From 2009 with the US military surge and the accompanying worsening security situation Shurai Nazar faction and Jamiat Islami also successfully used efforts to contain the Taliban to improve their own power position.

In 2010 the Americans enlisted Mir Alam among others to run the Arbaki programme in Kunduz. He received millions in cash and weapon in exchange for fighting the Taliban, which very often meant his political opponents.[6] Given military power without any political strain meant that Mir Alam men had a free rein in looting the villagers with impunity.

In September 2010, the appointments of two other famous commanders of Jamiat also affected the security set up in Kunduz. General Daud returned as 303rd Pamir Police Zone commander to the north. The charismatic Sayedkheli became the Kunduz provincial chief of police. He had gained a legendary reputation in Shura-ye Nazar as the defender of his home area, Shomali near Kabul, against Taliban and Pakistani forces in the late 1990s. In Kunduz, Sayedkheli successfully sidelined the mayor of Kunduz City, Mohammad Ghulam Farhad, a Pashtoon who supported Taliban in the 1990s.

Bismillah, Daud, and Sayedkheli  all Shurai Nizar of Jamiat acted as trio in fighting the Taliban in Kunduz. From his ministerial position, Bismillah provided 1,125 ALP positions for the organisational chart (tashkeel) of the province in addition to the original 1,810 regular ANP officers. Of these ALP positions, 300 each went to Chahar Dara, Dasht-e Archi, and Imam Sahib, while Kunduz district received 225. In Kunduz, Sayedkheli therefore could use the ALP positions to establish a clientele. Mir Alam’s force, which was mainly in Khanabad, was not integrated. Since no complaints by him are known, it seems that he preferred to remain in the NDS-operated Arbaki programme. Nabi Gechi on the other hand, who had fought previously against Shura-ye Nazar got nothing.

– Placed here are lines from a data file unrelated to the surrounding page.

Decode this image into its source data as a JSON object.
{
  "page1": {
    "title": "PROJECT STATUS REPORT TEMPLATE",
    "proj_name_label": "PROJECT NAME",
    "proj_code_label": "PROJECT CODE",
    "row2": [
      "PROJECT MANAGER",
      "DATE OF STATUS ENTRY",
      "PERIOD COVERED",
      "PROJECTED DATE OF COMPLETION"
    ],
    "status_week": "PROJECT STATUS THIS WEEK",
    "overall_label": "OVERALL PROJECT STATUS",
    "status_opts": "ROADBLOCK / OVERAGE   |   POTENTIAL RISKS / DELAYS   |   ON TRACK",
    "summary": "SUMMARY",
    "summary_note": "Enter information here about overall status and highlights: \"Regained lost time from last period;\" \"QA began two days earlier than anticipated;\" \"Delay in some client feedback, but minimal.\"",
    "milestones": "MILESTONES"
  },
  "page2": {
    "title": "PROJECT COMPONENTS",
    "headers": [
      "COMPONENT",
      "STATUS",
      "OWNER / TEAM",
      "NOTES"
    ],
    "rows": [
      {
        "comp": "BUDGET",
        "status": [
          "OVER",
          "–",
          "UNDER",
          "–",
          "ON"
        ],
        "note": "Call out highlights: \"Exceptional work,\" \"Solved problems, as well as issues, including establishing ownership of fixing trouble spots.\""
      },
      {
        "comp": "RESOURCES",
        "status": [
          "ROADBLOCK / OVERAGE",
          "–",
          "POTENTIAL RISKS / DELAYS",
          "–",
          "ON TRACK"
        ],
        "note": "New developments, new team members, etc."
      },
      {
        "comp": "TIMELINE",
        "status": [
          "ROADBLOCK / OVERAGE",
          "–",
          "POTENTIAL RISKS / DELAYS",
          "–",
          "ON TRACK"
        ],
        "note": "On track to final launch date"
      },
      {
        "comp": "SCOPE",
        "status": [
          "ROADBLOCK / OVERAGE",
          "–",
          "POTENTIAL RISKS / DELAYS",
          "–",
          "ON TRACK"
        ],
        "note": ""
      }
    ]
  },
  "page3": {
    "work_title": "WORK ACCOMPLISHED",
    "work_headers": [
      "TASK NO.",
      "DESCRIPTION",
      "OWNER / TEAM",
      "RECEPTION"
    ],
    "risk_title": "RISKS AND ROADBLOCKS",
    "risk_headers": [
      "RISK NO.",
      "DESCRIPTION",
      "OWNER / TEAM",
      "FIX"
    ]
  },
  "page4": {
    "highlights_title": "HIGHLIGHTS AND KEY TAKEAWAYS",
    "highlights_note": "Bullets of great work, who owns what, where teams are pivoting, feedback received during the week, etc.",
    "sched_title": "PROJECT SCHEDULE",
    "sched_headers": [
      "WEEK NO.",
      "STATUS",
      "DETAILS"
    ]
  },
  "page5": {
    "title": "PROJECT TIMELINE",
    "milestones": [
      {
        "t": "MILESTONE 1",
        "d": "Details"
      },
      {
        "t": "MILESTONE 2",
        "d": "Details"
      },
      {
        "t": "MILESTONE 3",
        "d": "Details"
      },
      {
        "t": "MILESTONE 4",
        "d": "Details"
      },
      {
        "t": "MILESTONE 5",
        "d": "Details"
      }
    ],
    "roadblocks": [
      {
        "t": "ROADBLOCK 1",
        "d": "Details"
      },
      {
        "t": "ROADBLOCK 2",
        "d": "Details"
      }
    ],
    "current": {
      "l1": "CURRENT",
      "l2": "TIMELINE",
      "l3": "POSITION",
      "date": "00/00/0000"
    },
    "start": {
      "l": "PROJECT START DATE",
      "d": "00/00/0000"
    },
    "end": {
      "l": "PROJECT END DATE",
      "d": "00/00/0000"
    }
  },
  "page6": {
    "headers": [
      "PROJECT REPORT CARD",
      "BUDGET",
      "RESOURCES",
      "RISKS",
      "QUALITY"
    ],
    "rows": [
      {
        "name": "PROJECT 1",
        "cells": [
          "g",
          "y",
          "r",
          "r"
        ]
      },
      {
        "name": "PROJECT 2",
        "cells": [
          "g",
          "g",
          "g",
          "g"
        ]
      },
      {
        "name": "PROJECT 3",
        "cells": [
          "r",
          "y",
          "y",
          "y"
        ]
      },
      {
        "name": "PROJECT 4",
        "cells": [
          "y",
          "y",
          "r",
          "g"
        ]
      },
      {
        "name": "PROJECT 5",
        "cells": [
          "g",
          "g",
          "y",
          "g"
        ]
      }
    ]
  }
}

In October 2010, Sayedkheli negotiated successfully with Taleban leaders in who had previously fought on the insurgents’ side. He persuaded them with positive incentives – assets in the form of ALP positions and goods from the internationally funded Afghanistan Peace and Reintegration Program (APRP) to ‘reintegrate’ insurgents – and with threats – such as bringing down the wrath of the mighty US army on them. These successful negotiations allowed Sayedkheli’s ANP and US infantry forces, together with militias led by Mir Alam and another Shurai Nizar subcommander Nawid, to recapture Aliabad and the south of Chahar Dara district in October and November 2010.

The US surge of 2010 and the Afghan militia campaign delivered a serious blow to the Taliban in Kunduz; after 2010, they did not control significant territory anymore. However, they continued to exist as an armed group and successfully changed their strategy, refocusing on clandestine operations.

[1] A political and military organisation that is expanding since the demise of the monarchy.  A Tanzim is a conglomerate of local commanders who are loose loyal to the organization for foreign support and balancing regional power structure.

[2] Soviets Complying On Afghan Withdrawal, U.S. Says, August 16, 1988|By Thom Shanker, Chicago Tribun

[3] Schetter and Glassner, ‘Neither Functioning, nor Failing . . .’, [see FN 5], 145
[4] Radio Afghanistan, ‘Commander Surrenders Weapons in Afghan North’, BBC Monitoring South Asia, 25 June 2005; Stapleton, ‘Disarming the Militias . . .’, [see FN 123], 7–8.
[5] US Embassy Kabul, ‘Kunduz Politics . . .’, [see FN 142]
[6] Commander Rauf of the Ibrahimi family of Hezbi Islami Tanzim integrated surrendered Taliban fighters into his force and occupied the old fortress of Kunduz, Bala Hisar. Mir Alam group called in US warplane and bombed the fortress. Rauf had to move from his position, which was immediately taken by Mir Alam’s men.  Interview with police officer and former fighter of Jamiat, Kunduz, December 2012; International Crisis Group, ‘Disarmament and Reintegration . . .’, [see FN 72], 10